**EXERCISE**: Filter the lines below, keeping each one that holds "Search".
── SOURCE DATA ──
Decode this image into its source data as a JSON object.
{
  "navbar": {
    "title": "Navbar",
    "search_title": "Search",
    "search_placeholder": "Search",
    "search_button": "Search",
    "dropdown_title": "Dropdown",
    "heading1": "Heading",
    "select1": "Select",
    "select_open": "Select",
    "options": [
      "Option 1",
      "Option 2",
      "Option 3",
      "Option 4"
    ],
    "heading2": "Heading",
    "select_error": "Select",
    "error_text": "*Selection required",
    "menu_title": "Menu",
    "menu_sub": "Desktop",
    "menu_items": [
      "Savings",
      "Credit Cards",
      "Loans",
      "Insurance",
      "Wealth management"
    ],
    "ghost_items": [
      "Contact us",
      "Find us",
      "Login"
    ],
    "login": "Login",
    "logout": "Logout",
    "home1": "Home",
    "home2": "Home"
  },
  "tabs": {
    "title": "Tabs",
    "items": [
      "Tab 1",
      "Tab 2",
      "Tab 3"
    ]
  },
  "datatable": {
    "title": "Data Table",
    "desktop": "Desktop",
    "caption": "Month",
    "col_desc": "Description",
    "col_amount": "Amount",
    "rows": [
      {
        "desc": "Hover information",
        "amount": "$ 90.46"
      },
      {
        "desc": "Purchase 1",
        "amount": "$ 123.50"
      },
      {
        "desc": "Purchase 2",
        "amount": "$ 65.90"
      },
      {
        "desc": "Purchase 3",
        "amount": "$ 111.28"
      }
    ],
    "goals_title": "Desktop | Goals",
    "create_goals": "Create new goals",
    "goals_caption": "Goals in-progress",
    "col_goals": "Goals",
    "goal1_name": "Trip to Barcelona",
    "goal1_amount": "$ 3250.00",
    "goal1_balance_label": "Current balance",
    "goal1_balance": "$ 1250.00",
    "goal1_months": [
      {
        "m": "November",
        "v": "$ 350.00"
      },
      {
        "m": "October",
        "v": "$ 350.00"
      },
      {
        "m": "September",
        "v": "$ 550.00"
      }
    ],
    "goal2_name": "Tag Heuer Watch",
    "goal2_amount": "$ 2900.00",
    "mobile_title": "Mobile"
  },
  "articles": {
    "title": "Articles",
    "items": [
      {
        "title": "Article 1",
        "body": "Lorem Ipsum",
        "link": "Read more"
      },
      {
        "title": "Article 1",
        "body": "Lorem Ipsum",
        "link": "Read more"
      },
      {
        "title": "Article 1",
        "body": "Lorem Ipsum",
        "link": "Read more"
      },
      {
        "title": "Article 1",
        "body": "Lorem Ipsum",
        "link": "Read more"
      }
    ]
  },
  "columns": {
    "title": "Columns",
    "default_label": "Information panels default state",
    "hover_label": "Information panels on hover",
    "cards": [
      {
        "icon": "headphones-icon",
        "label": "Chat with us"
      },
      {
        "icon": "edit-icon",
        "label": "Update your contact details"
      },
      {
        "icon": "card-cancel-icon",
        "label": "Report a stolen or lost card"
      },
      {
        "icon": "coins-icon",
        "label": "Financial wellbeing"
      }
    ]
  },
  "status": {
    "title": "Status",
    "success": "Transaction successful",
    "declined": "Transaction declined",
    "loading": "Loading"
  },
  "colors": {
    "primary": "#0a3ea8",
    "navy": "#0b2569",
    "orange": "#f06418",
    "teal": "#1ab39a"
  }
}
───
**WRITTEN ANSWER**:
    "search_title": "Search",
    "search_placeholder": "Search",
    "search_button": "Search",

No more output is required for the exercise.